- Play to our strengths as a team. A marriage is basically a very small team working towards similar goals and it will grow if you decide to have children and as they grow. I like to think I am a pretty good team player and I have a deep-rooted belief that everyone in a team should have a different role and an individual can’t be an expert at everything. We are definitely different people and have different strengths and weaknesses. MrB gets things done. He moves things and sorts things and gets the washing done when I’ve let it pile up. I am a thinker and planner. So I come up with the ideas, I speak to the people, I plan the holidays, write the emails. Let’s take the example of us recently buying a shared ownership property. I did everything until the date of completion. I researched, gathered documents, applied for things, spoke to solicitors and housing associations and told MrB where to sign. The day completion happened, he dealt with the technical side of moving all our stuff into the new place, realising our boiler was condemned and needed to be replaced before we could move in (next week!), working out how to turn the water and gas off and then working his way through his own contacts to find the right person. One thing we didn’t expect… me to be the far superior wall painter of the two!
- It is ok to get pissed off and want a divorce… it is a temporary feeling caused by something small or irritating that they did. It will go away with just a smile and an “I’m sorry”, so long as we really are sorry! I always remind myself why we love each other. I no longer think every argument is going to end in divorce and deep down during all the silly arguments I always know that we still love each other.
- I’ve said this before elsewhere, but it really is the key for me. Remember to make each other laugh, even when you have made each other cry.
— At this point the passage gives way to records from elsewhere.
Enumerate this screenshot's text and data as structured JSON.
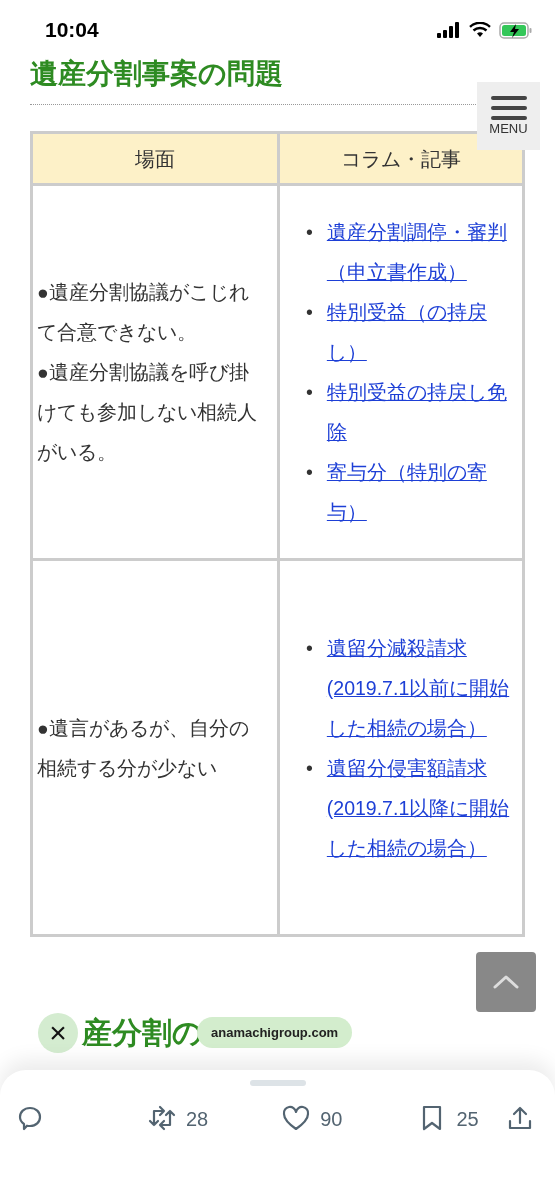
{
  "status_bar": {
    "time": "10:04"
  },
  "heading": "遺産分割事案の問題",
  "menu_button": {
    "label": "MENU"
  },
  "table": {
    "columns": [
      "場面",
      "コラム・記事"
    ],
    "rows": [
      {
        "scene": [
          "●遺産分割協議がこじれて合意できない。",
          "●遺産分割協議を呼び掛けても参加しない相続人がいる。"
        ],
        "links": [
          {
            "marker": "•",
            "text": "遺産分割調停・審判（申立書作成）"
          },
          {
            "marker": "•",
            "text": "特別受益（の持戻し）"
          },
          {
            "marker": "•",
            "text": "特別受益の持戻し免除"
          },
          {
            "marker": "•",
            "text": "寄与分（特別の寄与）"
          }
        ]
      },
      {
        "scene": [
          "●遺言があるが、自分の相続する分が少ない"
        ],
        "links": [
          {
            "marker": "•",
            "text": "遺留分減殺請求(2019.7.1以前に開始した相続の場合）"
          },
          {
            "marker": "•",
            "text": "遺留分侵害額請求(2019.7.1以降に開始した相続の場合）"
          }
        ]
      }
    ]
  },
  "next_heading": "産分割の",
  "link_preview": {
    "close": "×",
    "domain": "anamachigroup.com"
  },
  "actions": [
    {
      "kind": "reply"
    },
    {
      "kind": "repost",
      "count": "28"
    },
    {
      "kind": "like",
      "count": "90"
    },
    {
      "kind": "bookmark",
      "count": "25"
    },
    {
      "kind": "share"
    }
  ]
}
Happy 2ndanniversary MrB! Looking forward to many more years arguing, not making any serious life plans, early nights in different rooms and laughing until we accidentally hit each other in the face.